NEW YORK: The long, contentious bid by the New York Jets and Mayor Michael Bloomberg to erect a new stadium on Manhattan's West Side suffered a potentially fatal blow thanks to a state-board vote last week, but not before both sides poured millions of dol
"This was not decided in the boardroom," noted Porter Novelli sports marketing partner Jason Teitler. "It was actually decided through the battles in the media."
The combined lobbying tab for the Jets and stadium opponent Cablevision reached the tens of millions of dollars even before the decision was made, and could climb higher when all the figures are tallied.

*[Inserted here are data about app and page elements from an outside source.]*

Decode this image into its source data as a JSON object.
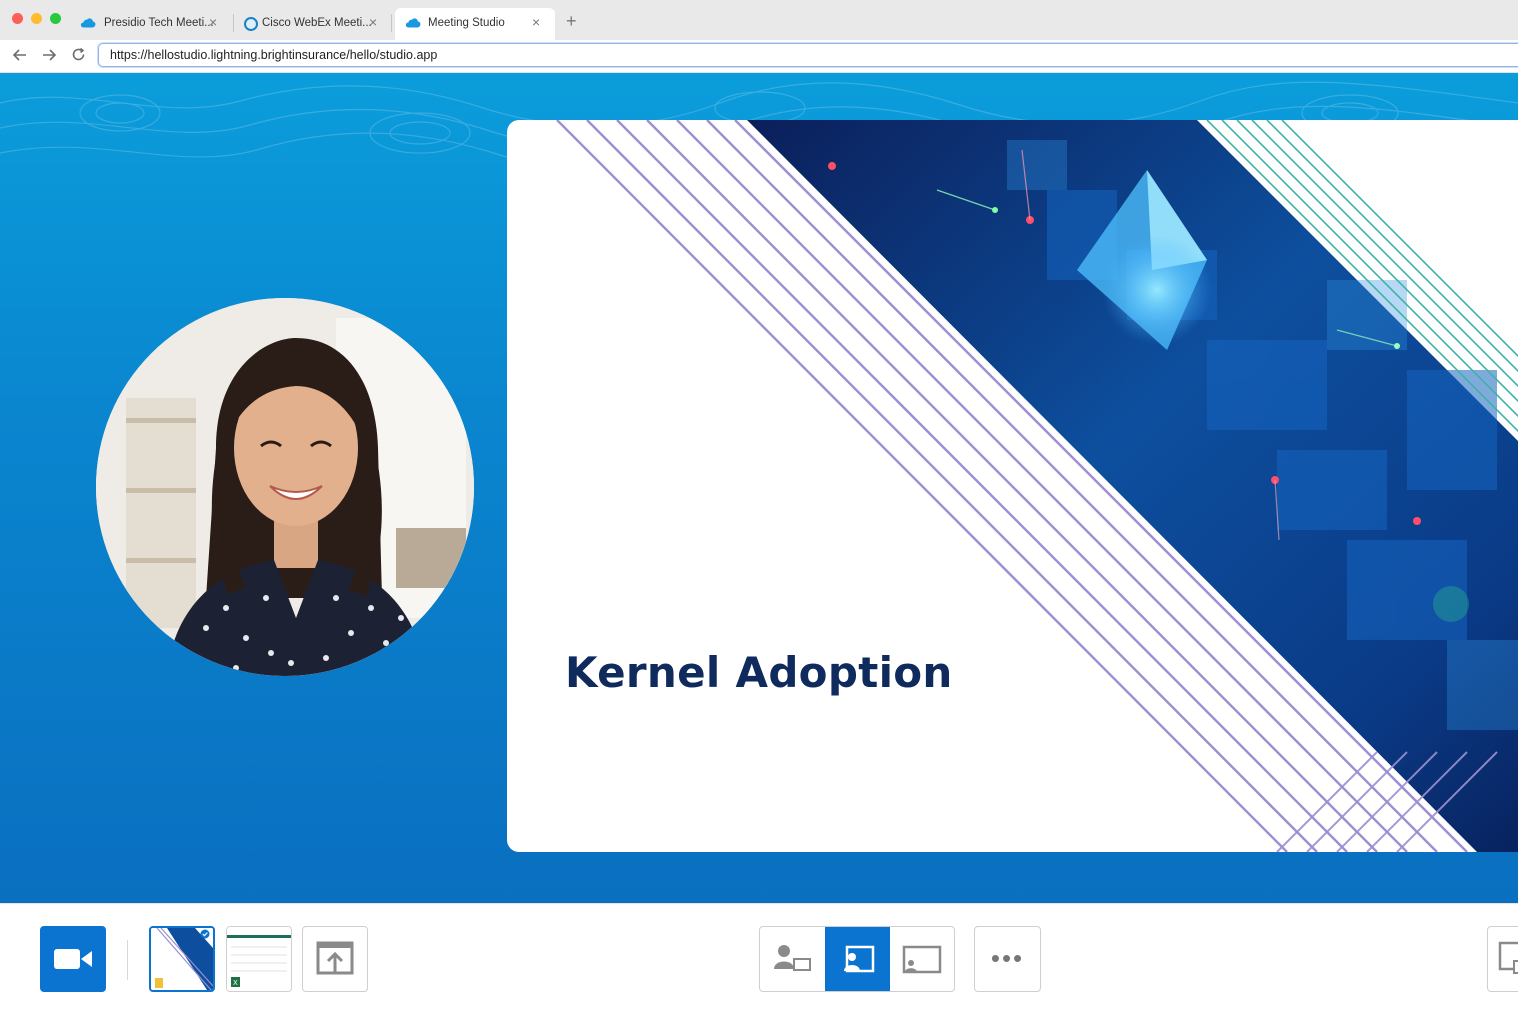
{
  "browser": {
    "tabs": [
      {
        "label": "Presidio Tech Meeti...",
        "icon": "salesforce-cloud-icon"
      },
      {
        "label": "Cisco WebEx Meeti...",
        "icon": "webex-icon"
      },
      {
        "label": "Meeting Studio",
        "icon": "salesforce-cloud-icon",
        "active": true
      }
    ],
    "close_glyph": "×",
    "new_tab_glyph": "+",
    "url": "https://hellostudio.lightning.brightinsurance/hello/studio.app"
  },
  "slide": {
    "title": "Kernel Adoption"
  },
  "toolbar": {
    "more_glyph": "•••",
    "layouts": [
      "presenter-and-content",
      "content-with-presenter-inset",
      "content-only"
    ],
    "active_layout": "content-with-presenter-inset"
  },
  "colors": {
    "accent": "#0b74d1",
    "stage_top": "#0b9ddb",
    "stage_bottom": "#0a6fc0",
    "title": "#0f2a5c",
    "stripe": "#9b8fd1"
  }
}
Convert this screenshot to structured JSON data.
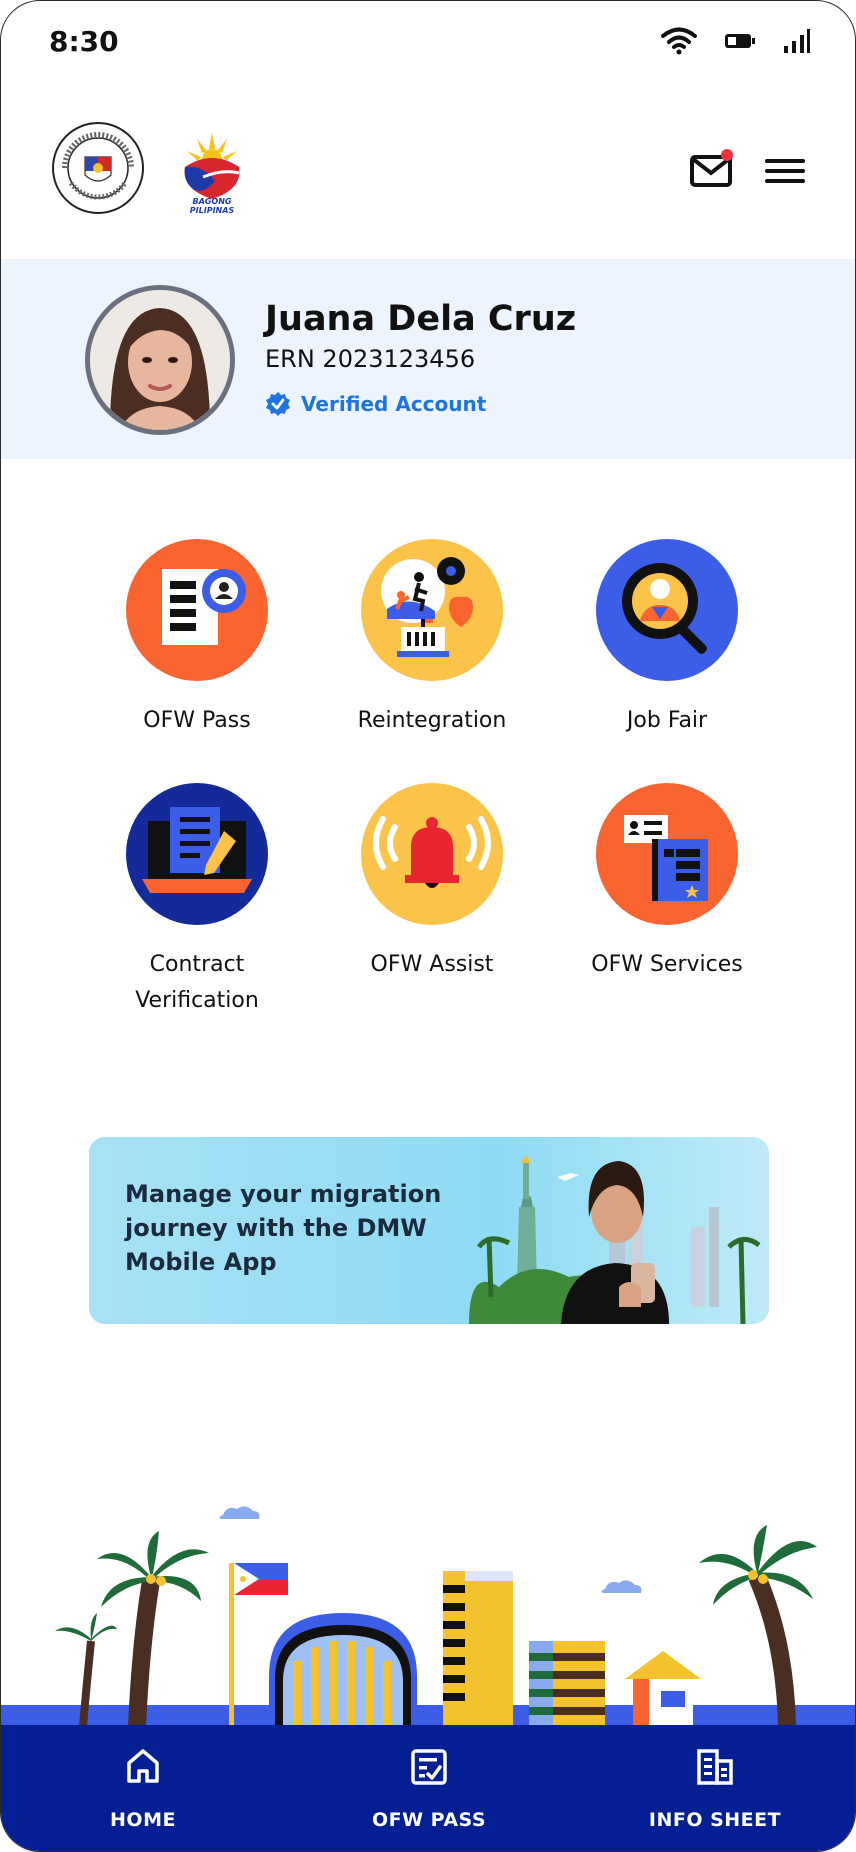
{
  "status_bar": {
    "time": "8:30"
  },
  "header": {
    "logo_dmw": "dmw-seal-icon",
    "logo_bagong_pilipinas": "bagong-pilipinas-logo",
    "bagong_pilipinas_text": "BAGONG PILIPINAS",
    "mail_icon": "mail-icon",
    "mail_has_notification": true,
    "menu_icon": "hamburger-menu-icon"
  },
  "profile": {
    "name": "Juana Dela Cruz",
    "ern": "ERN 2023123456",
    "verified_label": "Verified Account"
  },
  "services": [
    {
      "label": "OFW Pass",
      "icon": "ofw-pass-icon",
      "color": "#f96431"
    },
    {
      "label": "Reintegration",
      "icon": "reintegration-icon",
      "color": "#fcc34a"
    },
    {
      "label": "Job Fair",
      "icon": "job-fair-icon",
      "color": "#3c5de8"
    },
    {
      "label": "Contract Verification",
      "icon": "contract-verification-icon",
      "color": "#132a98"
    },
    {
      "label": "OFW Assist",
      "icon": "ofw-assist-icon",
      "color": "#fcc34a"
    },
    {
      "label": "OFW Services",
      "icon": "ofw-services-icon",
      "color": "#f96431"
    }
  ],
  "banner": {
    "text": "Manage your migration journey with the DMW Mobile App"
  },
  "bottom_nav": [
    {
      "label": "HOME",
      "icon": "home-icon"
    },
    {
      "label": "OFW PASS",
      "icon": "checklist-icon"
    },
    {
      "label": "INFO SHEET",
      "icon": "building-icon"
    }
  ],
  "colors": {
    "nav_bg": "#041e93",
    "profile_bg": "#eef4fd",
    "verified": "#1f74e0"
  }
}
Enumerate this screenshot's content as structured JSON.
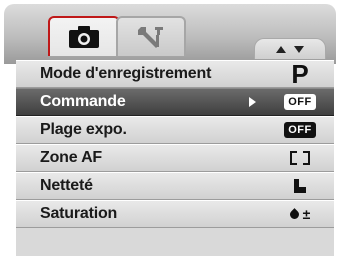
{
  "header": {
    "tabs": [
      {
        "name": "camera",
        "icon": "camera-icon",
        "active": true
      },
      {
        "name": "setup",
        "icon": "wrench-icon",
        "active": false
      }
    ],
    "nav_icons": [
      "up-arrow-icon",
      "down-arrow-icon"
    ]
  },
  "menu": {
    "selected_index": 1,
    "items": [
      {
        "label": "Mode d'enregistrement",
        "value": "P",
        "icon": "program-mode-icon"
      },
      {
        "label": "Commande",
        "value": "OFF",
        "icon": "off-badge-icon",
        "has_submenu": true
      },
      {
        "label": "Plage expo.",
        "value": "OFF",
        "icon": "off-badge-icon"
      },
      {
        "label": "Zone AF",
        "icon": "af-frame-icon"
      },
      {
        "label": "Netteté",
        "icon": "sharpness-icon"
      },
      {
        "label": "Saturation",
        "value": "±",
        "icon": "saturation-icon"
      }
    ]
  },
  "colors": {
    "accent_red": "#bf1818",
    "selected_row": "#4a4a4a",
    "row_bg": "#dedede"
  }
}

PR took on a key role in the battle last March, when Cablevision refused to show Jets ads touting the plan. The Jets worked with Ken Sunshine Associates and Mercury Public Affairs, and brought out a host of high-profile endorsements and public events casting their plan as a boon to the local economy.
Still, Cablevision's anti-stadium crusade (the company also owns nearby Madison Square Garden, which stood to lose convention and event business to a new stadium) succeeded in establishing itself as a home base for the diverse group of activists who opposed the project on civic, environmental, and economic grounds. The company even funded the New York Association for Better Choices (NYABC), a group serving as an audible voice against the project.
Sloane & Company spent a year as the AOR for NYABC, working to gain media coverage and position the group as a coalition of grassroots activists united against the stadium.
Whit Clay, Sloane & Company MD who headed the account, declined to speak to PRWeek.
Jets VP Matt Higgins, who spearheaded the team's stadium drive, was unavailable.